As mentioned in the previous post, depictions of the population density of major U.S. cities tend to under-emphasize the significance of New York City. New York is clearly the most densely inhabited major city in the United States, with 29,303 people per mi sq (in 2020), a figure that far overshadows that of second-place San Francisco (18,631). San Francisco, moreover, makes a poor comparison, as its total population is more than an order of magnitude less than that of New York (808,437 vs. 8,335,897 in 2022).
The population concentration found in the core areas of New York City is also masked by the relatively low density of some of its outlying areas, particularly of Staten Island. With a population of 8,618 per mi sq (in 2020), Staten Island is comparable in this regard to Los Angeles (8,304.22 per mi sq). In contrast, Brooklyn – which would be the country’s second most populous city if the boroughs of New York had never amalgamated – had a population density of 39,438 per mi sq in 2020, a far higher figure than that of San Francisco. But it is Manhattan that really stands out. Its 1,694,251 residents (2020) are crowded into a mere 22.83 square miles, giving it a density of 74,781 people per sq mi. A century earlier, Manhattan had been even more densely populated. When its population peaked at 2,331,542 in 1910, its density exceeded 100,000 people per mi sq, a figure that makes San Francisco seem sparsely settled in comparison.
In short, when it comes to both urban population size and density in the United States, New York City is in a league of its own, with no real competition. To illustrate this situation, I have redrafted two of the maps that were used to illustrate the previous GeoCurrents post. In the new versions (below), New York is broken down into its five constituent boroughs. A new density scheme was required as well, as four of New York’s five boroughs monopolize the top three categories in the new 2022 map. As the redrafted 1950 map shows, Queens and especially Staten Island were much less densely inhabited than the other boroughs at the time. This map highlights the significance of Brooklyn, the Bronx, and especially Manhattan as the country’s most densely populated urban places in the mid-twentieth century.
But even this redrafted map does not adequately capture the elevated population densities found in the greater New York City region. As the table of the most densely populated incorporated cities in the United States (posted below) reveals, New York City itself ranks in only the sixth position. The four cities with the highest density are all in Hudson County, New Jersey, immediately to the west of Manhattan. The largest city in Hudson County – Jersey City – is not on this list. But if cities that cover very small areas (below five square miles) are excluded, Jersey City ranks in the second position. Yonkers, which is immediately north of the Bronx, also makes this list of the most densely populated sizable U.S. cities. To reflect this concentration of dense urbanism in the New York metro area, I have edited the map once more, this time including Hudson County and Yonkers.
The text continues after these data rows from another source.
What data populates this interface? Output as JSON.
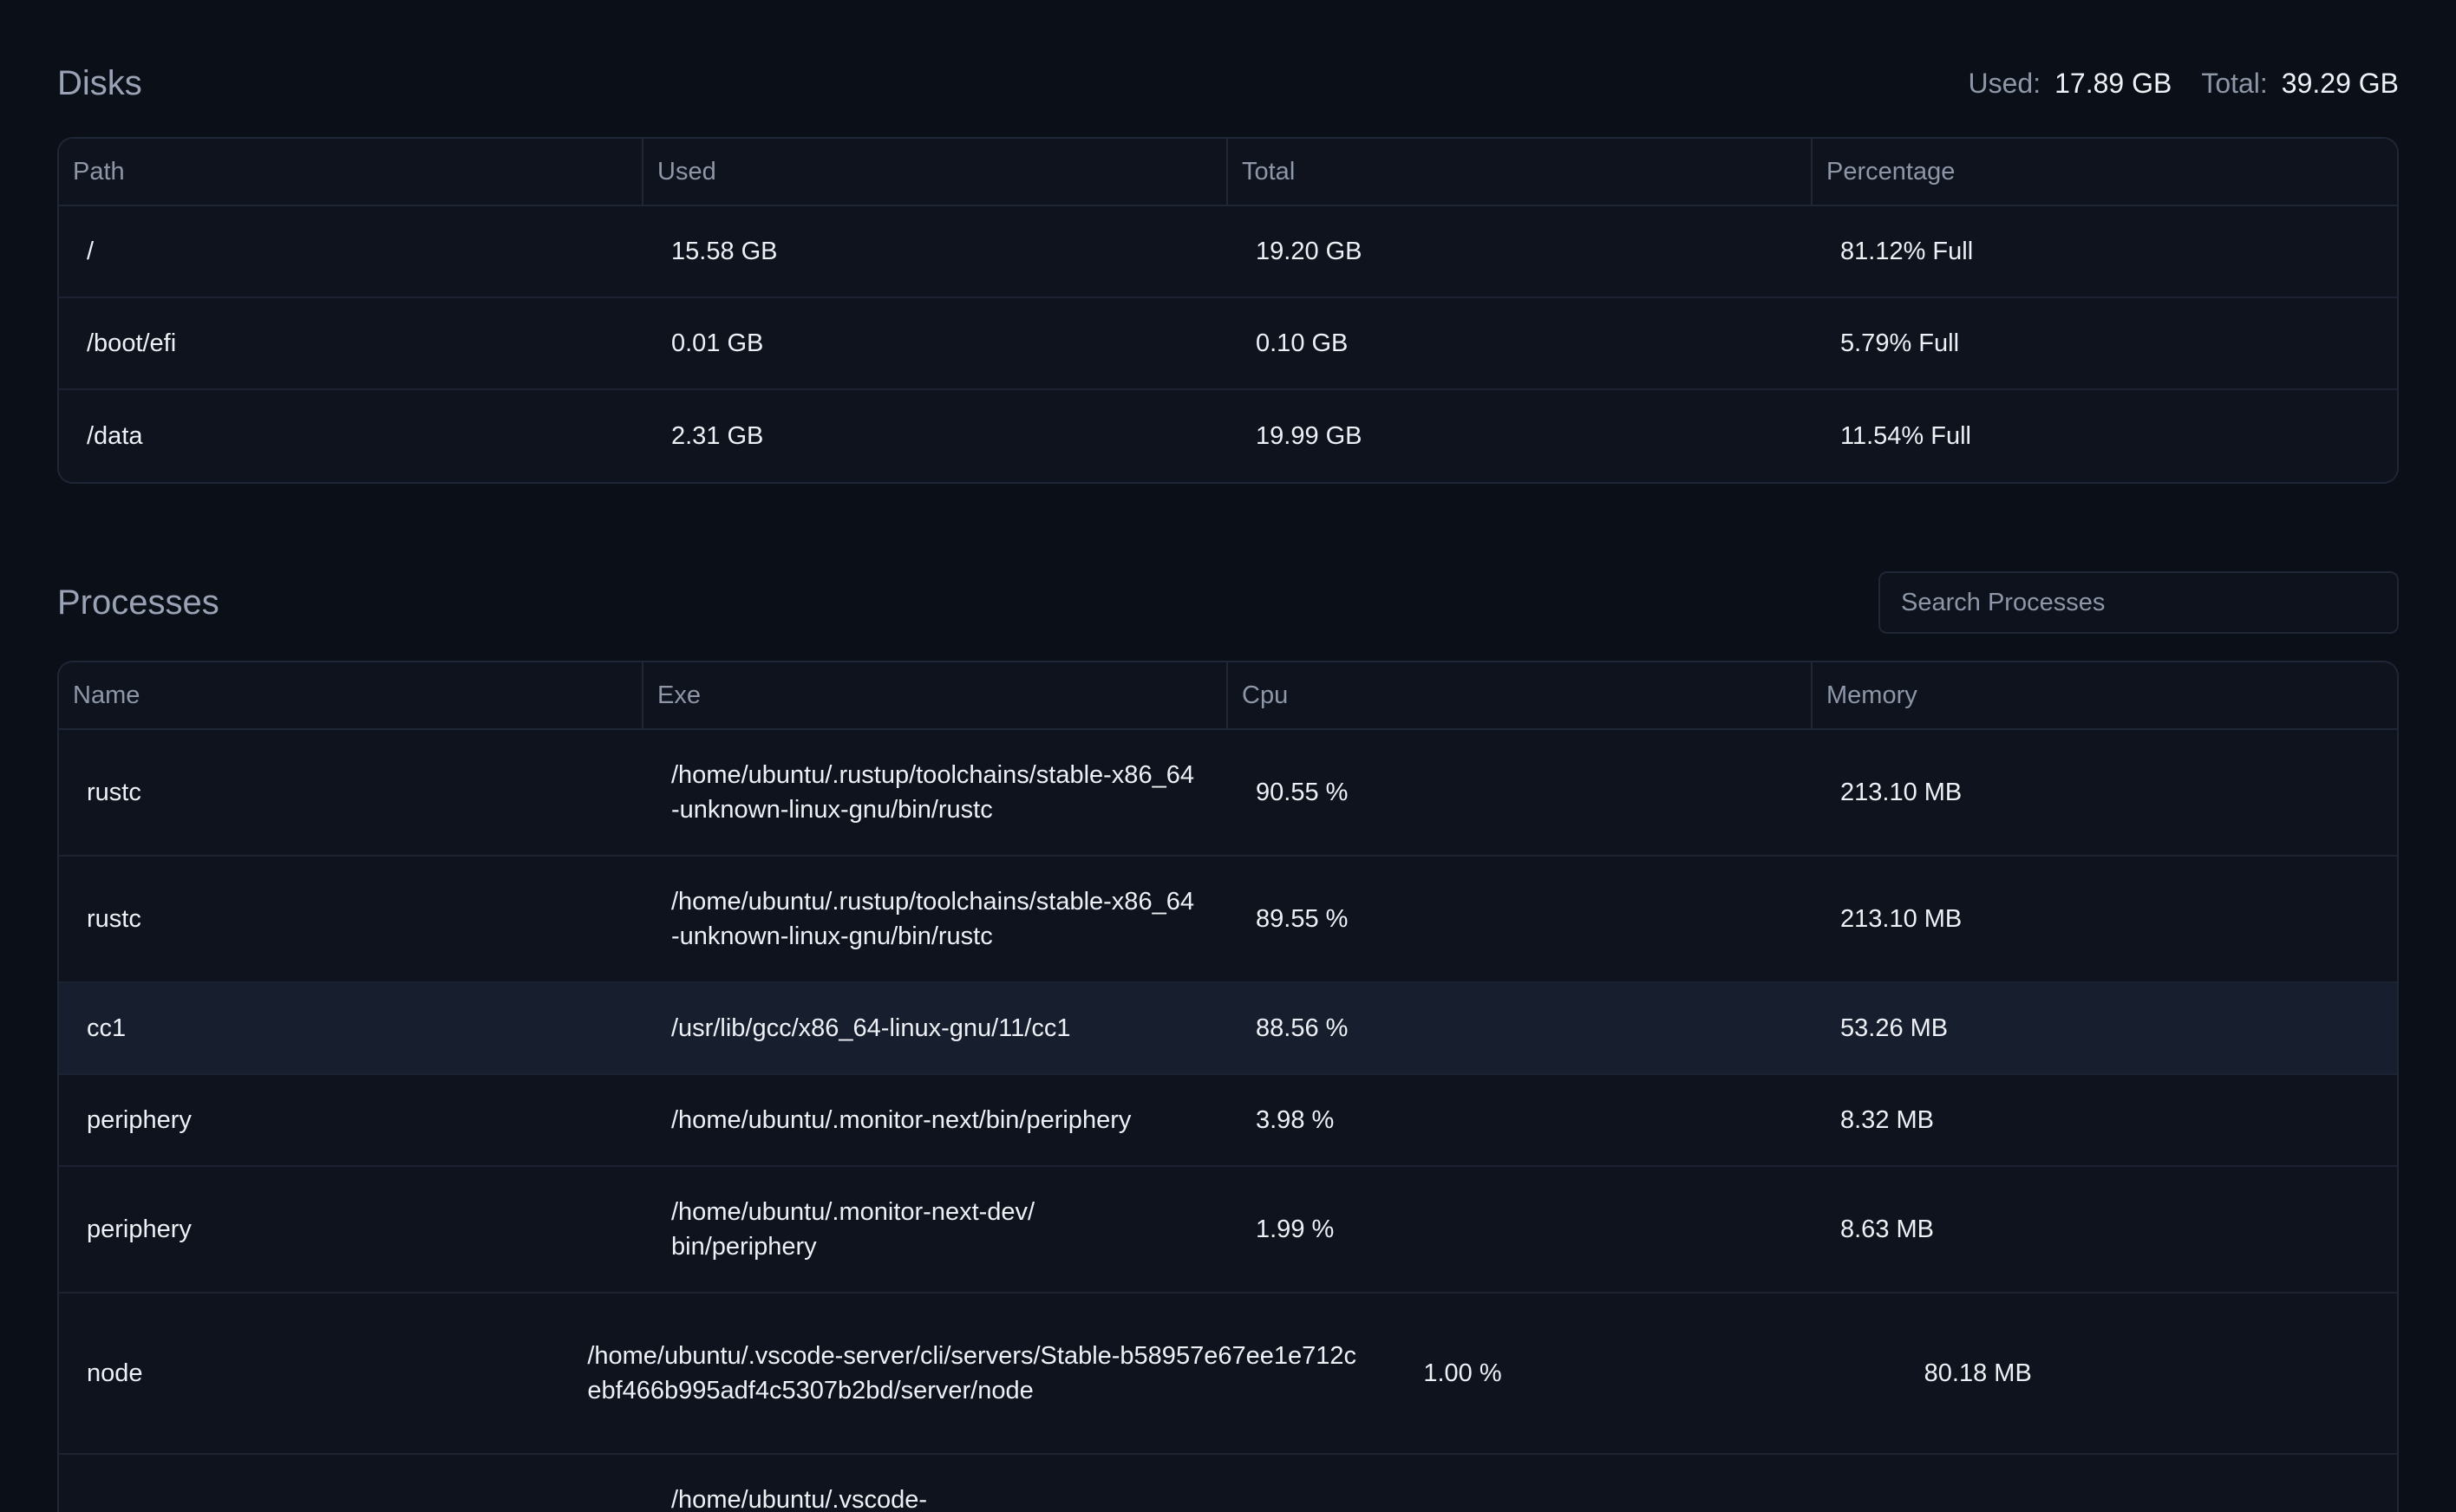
{
  "disks": {
    "title": "Disks",
    "summary": {
      "used_label": "Used:",
      "used_value": "17.89 GB",
      "total_label": "Total:",
      "total_value": "39.29 GB"
    },
    "columns": [
      "Path",
      "Used",
      "Total",
      "Percentage"
    ],
    "rows": [
      {
        "path": "/",
        "used": "15.58 GB",
        "total": "19.20 GB",
        "percentage": "81.12% Full"
      },
      {
        "path": "/boot/efi",
        "used": "0.01 GB",
        "total": "0.10 GB",
        "percentage": "5.79% Full"
      },
      {
        "path": "/data",
        "used": "2.31 GB",
        "total": "19.99 GB",
        "percentage": "11.54% Full"
      }
    ]
  },
  "processes": {
    "title": "Processes",
    "search": {
      "placeholder": "Search Processes",
      "value": ""
    },
    "columns": [
      "Name",
      "Exe",
      "Cpu",
      "Memory"
    ],
    "rows": [
      {
        "name": "rustc",
        "exe": "/home/ubuntu/.rustup/toolchains/stable-x86_64-unknown-linux-gnu/bin/rustc",
        "cpu": "90.55 %",
        "memory": "213.10 MB"
      },
      {
        "name": "rustc",
        "exe": "/home/ubuntu/.rustup/toolchains/stable-x86_64-unknown-linux-gnu/bin/rustc",
        "cpu": "89.55 %",
        "memory": "213.10 MB"
      },
      {
        "name": "cc1",
        "exe": "/usr/lib/gcc/x86_64-linux-gnu/11/cc1",
        "cpu": "88.56 %",
        "memory": "53.26 MB"
      },
      {
        "name": "periphery",
        "exe": "/home/ubuntu/.monitor-next/bin/periphery",
        "cpu": "3.98 %",
        "memory": "8.32 MB"
      },
      {
        "name": "periphery",
        "exe": "/home/ubuntu/.monitor-next-dev/bin/periphery",
        "cpu": "1.99 %",
        "memory": "8.63 MB"
      },
      {
        "name": "node",
        "exe": "/home/ubuntu/.vscode-server/cli/servers/Stable-b58957e67ee1e712cebf466b995adf4c5307b2bd/server/node",
        "cpu": "1.00 %",
        "memory": "80.18 MB"
      },
      {
        "name": "",
        "exe": "/home/ubuntu/.vscode-",
        "cpu": "",
        "memory": ""
      }
    ]
  }
}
One more GeoCurrents post will examine population density in American cities. After that, this blog will turn to the recent elections in New Zealand and Poland before returning to the historical development of the urban system of the United States.